▶ _What you are asked to do_
Using the records that follow, count the lines containing the word "name" and give that number only.

Extracted records
<<<<

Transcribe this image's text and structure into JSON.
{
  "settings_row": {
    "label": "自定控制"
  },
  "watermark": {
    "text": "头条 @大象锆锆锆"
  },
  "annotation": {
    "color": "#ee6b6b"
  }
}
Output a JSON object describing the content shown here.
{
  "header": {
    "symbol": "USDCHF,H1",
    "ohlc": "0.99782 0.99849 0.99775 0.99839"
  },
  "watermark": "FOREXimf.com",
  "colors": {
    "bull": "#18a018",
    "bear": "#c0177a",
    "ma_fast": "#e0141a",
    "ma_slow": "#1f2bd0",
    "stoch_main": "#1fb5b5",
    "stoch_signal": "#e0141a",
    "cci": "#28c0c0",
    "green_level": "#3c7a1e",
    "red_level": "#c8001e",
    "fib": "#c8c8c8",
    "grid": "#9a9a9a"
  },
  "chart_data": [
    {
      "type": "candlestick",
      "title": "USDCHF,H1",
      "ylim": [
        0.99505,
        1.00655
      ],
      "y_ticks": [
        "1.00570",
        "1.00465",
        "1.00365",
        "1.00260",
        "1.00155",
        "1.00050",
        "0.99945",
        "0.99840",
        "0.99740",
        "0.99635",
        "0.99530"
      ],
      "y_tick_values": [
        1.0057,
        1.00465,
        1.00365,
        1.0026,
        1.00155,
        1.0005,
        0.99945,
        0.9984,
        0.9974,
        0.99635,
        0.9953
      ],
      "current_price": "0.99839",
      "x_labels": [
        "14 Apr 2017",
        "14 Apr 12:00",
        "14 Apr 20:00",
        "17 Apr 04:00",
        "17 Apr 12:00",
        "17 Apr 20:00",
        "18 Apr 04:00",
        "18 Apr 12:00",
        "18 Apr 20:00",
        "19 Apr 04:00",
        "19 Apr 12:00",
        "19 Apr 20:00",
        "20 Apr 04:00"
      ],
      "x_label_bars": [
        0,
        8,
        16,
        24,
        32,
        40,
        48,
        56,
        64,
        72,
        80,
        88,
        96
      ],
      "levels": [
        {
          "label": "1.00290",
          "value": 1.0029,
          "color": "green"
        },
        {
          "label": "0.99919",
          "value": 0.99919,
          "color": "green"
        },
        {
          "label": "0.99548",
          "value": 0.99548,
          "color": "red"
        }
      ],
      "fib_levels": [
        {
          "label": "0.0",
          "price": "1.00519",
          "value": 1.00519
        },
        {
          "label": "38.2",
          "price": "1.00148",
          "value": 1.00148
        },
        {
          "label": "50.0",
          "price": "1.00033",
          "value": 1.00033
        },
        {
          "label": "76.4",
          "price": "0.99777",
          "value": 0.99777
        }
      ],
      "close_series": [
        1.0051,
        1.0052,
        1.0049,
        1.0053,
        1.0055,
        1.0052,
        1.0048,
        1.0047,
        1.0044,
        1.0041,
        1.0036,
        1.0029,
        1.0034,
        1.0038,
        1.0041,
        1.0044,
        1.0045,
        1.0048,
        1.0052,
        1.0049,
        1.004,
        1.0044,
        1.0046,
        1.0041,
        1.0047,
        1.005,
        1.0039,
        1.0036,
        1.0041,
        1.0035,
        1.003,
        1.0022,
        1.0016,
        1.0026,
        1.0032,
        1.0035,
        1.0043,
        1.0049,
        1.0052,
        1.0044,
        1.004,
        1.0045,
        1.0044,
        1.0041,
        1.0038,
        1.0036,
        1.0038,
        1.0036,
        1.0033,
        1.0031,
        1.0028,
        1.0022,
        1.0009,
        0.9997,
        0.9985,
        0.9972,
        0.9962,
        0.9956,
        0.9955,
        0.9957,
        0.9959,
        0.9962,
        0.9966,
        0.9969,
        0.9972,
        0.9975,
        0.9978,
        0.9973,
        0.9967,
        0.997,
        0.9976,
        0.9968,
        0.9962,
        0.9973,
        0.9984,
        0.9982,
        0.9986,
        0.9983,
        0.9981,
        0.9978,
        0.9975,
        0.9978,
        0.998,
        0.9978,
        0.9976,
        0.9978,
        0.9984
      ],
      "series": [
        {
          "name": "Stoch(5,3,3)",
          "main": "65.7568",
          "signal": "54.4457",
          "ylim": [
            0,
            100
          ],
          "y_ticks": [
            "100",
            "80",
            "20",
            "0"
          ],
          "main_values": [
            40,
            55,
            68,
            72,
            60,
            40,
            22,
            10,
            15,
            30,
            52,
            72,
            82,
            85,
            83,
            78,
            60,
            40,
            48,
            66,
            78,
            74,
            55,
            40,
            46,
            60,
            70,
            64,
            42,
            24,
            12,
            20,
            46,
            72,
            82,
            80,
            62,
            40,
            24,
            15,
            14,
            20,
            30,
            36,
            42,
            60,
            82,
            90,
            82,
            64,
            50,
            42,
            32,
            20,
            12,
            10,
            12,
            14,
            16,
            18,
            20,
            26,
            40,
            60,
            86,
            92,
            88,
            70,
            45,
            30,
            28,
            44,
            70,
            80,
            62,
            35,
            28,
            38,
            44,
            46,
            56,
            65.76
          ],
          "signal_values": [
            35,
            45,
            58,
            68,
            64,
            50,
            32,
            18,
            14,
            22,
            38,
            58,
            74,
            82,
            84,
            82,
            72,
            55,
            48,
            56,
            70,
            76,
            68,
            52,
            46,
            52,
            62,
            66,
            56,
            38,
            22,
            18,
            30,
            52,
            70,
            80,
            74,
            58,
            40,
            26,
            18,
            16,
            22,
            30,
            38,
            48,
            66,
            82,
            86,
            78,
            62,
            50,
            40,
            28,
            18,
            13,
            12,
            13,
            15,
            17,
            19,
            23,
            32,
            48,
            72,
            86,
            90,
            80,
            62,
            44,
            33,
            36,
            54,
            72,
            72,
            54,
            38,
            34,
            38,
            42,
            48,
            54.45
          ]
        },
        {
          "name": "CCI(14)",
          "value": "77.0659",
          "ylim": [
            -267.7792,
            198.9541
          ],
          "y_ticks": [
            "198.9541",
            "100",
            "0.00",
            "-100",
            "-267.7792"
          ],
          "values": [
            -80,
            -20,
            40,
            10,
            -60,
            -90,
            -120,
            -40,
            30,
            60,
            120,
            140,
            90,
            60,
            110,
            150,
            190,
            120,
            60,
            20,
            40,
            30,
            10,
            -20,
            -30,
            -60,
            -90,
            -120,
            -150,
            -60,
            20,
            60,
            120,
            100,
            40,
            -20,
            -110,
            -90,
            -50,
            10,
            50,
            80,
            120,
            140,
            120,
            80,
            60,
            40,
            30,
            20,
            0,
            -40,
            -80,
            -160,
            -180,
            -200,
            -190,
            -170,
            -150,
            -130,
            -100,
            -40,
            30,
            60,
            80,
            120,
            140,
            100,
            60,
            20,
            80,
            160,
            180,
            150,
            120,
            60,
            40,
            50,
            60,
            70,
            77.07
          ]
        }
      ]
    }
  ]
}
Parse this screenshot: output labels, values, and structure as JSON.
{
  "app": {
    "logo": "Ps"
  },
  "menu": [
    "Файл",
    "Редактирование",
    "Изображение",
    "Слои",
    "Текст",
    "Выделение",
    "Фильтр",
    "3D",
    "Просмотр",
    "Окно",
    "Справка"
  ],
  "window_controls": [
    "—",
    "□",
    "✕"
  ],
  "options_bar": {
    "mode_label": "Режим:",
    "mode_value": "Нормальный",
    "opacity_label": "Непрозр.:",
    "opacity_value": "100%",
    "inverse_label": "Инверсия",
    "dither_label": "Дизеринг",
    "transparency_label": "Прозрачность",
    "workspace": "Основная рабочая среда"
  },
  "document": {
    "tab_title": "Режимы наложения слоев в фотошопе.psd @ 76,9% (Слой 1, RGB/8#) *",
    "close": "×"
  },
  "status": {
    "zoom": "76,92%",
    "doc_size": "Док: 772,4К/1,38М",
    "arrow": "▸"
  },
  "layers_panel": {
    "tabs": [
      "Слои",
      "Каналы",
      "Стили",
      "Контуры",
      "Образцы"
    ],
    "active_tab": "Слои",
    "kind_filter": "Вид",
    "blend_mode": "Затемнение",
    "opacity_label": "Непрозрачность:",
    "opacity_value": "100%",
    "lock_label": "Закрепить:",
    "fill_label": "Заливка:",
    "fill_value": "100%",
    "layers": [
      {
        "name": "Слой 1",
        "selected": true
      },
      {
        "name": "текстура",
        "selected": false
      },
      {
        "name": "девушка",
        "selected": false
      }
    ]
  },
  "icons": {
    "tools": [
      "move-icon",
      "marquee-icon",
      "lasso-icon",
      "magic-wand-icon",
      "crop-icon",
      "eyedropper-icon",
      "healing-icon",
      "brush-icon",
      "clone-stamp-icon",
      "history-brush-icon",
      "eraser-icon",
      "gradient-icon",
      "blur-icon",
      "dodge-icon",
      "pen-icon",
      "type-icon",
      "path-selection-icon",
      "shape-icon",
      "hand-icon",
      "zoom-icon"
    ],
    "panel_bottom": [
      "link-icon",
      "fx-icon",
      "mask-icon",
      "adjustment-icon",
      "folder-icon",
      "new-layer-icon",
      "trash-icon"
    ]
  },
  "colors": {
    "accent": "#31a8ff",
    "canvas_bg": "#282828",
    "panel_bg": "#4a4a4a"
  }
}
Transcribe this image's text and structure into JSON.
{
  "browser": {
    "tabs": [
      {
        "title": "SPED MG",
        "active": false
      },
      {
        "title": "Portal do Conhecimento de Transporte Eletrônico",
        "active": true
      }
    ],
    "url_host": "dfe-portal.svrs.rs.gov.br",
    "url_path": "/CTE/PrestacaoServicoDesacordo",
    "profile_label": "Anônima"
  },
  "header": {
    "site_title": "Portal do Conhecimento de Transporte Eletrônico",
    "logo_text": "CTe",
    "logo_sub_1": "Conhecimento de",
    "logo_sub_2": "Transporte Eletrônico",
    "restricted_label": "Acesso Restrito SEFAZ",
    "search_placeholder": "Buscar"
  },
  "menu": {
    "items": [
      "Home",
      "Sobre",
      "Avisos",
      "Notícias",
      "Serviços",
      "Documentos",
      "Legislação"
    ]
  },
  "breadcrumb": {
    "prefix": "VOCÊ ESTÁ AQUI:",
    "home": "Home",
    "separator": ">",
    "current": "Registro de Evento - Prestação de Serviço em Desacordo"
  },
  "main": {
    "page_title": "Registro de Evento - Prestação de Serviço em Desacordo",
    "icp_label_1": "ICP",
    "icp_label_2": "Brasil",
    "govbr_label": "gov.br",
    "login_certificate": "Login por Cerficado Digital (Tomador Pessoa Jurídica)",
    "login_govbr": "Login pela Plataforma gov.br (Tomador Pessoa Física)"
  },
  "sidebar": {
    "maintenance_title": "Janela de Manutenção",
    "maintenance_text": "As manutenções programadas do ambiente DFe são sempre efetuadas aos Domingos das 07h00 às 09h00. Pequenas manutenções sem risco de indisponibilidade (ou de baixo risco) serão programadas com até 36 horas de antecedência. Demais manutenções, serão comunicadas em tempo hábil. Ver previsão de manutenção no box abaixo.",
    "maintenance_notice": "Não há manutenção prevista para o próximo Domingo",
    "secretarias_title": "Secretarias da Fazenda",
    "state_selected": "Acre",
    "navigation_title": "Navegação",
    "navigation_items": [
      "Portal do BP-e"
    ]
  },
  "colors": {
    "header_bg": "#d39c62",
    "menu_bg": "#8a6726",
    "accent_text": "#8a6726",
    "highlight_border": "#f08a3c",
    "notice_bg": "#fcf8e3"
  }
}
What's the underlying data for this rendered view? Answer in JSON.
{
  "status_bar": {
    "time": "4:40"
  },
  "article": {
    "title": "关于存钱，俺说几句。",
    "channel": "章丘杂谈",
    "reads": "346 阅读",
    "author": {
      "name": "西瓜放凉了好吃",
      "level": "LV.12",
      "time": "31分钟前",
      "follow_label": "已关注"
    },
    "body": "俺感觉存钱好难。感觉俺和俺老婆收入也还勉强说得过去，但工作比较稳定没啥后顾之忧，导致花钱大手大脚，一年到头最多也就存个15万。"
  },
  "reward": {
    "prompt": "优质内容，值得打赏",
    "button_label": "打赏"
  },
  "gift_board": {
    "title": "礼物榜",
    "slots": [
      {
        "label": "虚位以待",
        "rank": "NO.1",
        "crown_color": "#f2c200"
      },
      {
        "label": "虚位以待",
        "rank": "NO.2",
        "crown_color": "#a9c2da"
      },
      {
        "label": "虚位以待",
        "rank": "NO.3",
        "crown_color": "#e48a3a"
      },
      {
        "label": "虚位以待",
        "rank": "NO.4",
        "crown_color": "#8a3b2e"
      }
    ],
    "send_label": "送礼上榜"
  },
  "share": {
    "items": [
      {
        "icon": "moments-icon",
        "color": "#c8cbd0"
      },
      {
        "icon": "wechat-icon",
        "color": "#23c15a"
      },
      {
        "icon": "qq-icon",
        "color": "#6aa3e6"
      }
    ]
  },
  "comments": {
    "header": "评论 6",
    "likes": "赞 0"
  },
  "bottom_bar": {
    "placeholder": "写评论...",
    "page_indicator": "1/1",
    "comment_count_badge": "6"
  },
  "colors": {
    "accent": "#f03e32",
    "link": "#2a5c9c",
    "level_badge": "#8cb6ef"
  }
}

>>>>

▶ _Solution below_
6